| EXERCISE GOAL |
Look through the entries below. Report each line that has the word "watermark" in it.

Items from an interface collection:
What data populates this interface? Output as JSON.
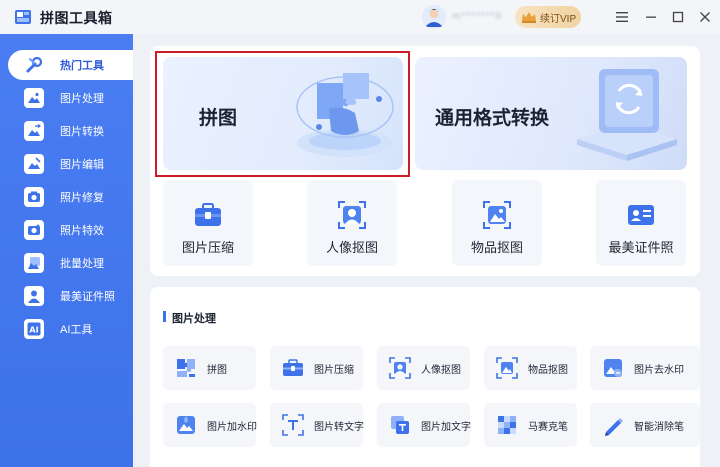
{
  "app": {
    "title": "拼图工具箱",
    "username": "m*******6"
  },
  "titlebar": {
    "vip_label": "续订VIP"
  },
  "sidebar": {
    "items": [
      {
        "label": "热门工具",
        "icon": "wrench-icon"
      },
      {
        "label": "图片处理",
        "icon": "image-icon"
      },
      {
        "label": "图片转换",
        "icon": "image-convert-icon"
      },
      {
        "label": "图片编辑",
        "icon": "image-edit-icon"
      },
      {
        "label": "照片修复",
        "icon": "photo-repair-icon"
      },
      {
        "label": "照片特效",
        "icon": "photo-effect-icon"
      },
      {
        "label": "批量处理",
        "icon": "batch-icon"
      },
      {
        "label": "最美证件照",
        "icon": "id-photo-icon"
      },
      {
        "label": "AI工具",
        "icon": "ai-icon"
      }
    ]
  },
  "banners": [
    {
      "label": "拼图"
    },
    {
      "label": "通用格式转换"
    }
  ],
  "hot_tools": [
    {
      "label": "图片压缩",
      "icon": "compress-icon"
    },
    {
      "label": "人像抠图",
      "icon": "portrait-cutout-icon"
    },
    {
      "label": "物品抠图",
      "icon": "object-cutout-icon"
    },
    {
      "label": "最美证件照",
      "icon": "id-card-icon"
    }
  ],
  "section": {
    "title": "图片处理",
    "tools": [
      {
        "label": "拼图",
        "icon": "puzzle-icon"
      },
      {
        "label": "图片压缩",
        "icon": "compress-icon"
      },
      {
        "label": "人像抠图",
        "icon": "portrait-cutout-icon"
      },
      {
        "label": "物品抠图",
        "icon": "object-cutout-icon"
      },
      {
        "label": "图片去水印",
        "icon": "remove-watermark-icon"
      },
      {
        "label": "图片加水印",
        "icon": "add-watermark-icon"
      },
      {
        "label": "图片转文字",
        "icon": "image-to-text-icon"
      },
      {
        "label": "图片加文字",
        "icon": "add-text-icon"
      },
      {
        "label": "马赛克笔",
        "icon": "mosaic-icon"
      },
      {
        "label": "智能消除笔",
        "icon": "eraser-pen-icon"
      }
    ]
  },
  "colors": {
    "accent": "#3e72ea",
    "highlight": "#c81f26",
    "vip": "#f1d3a3"
  }
}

| RESPONSE |
        "icon": "remove-watermark-icon"
        "icon": "add-watermark-icon"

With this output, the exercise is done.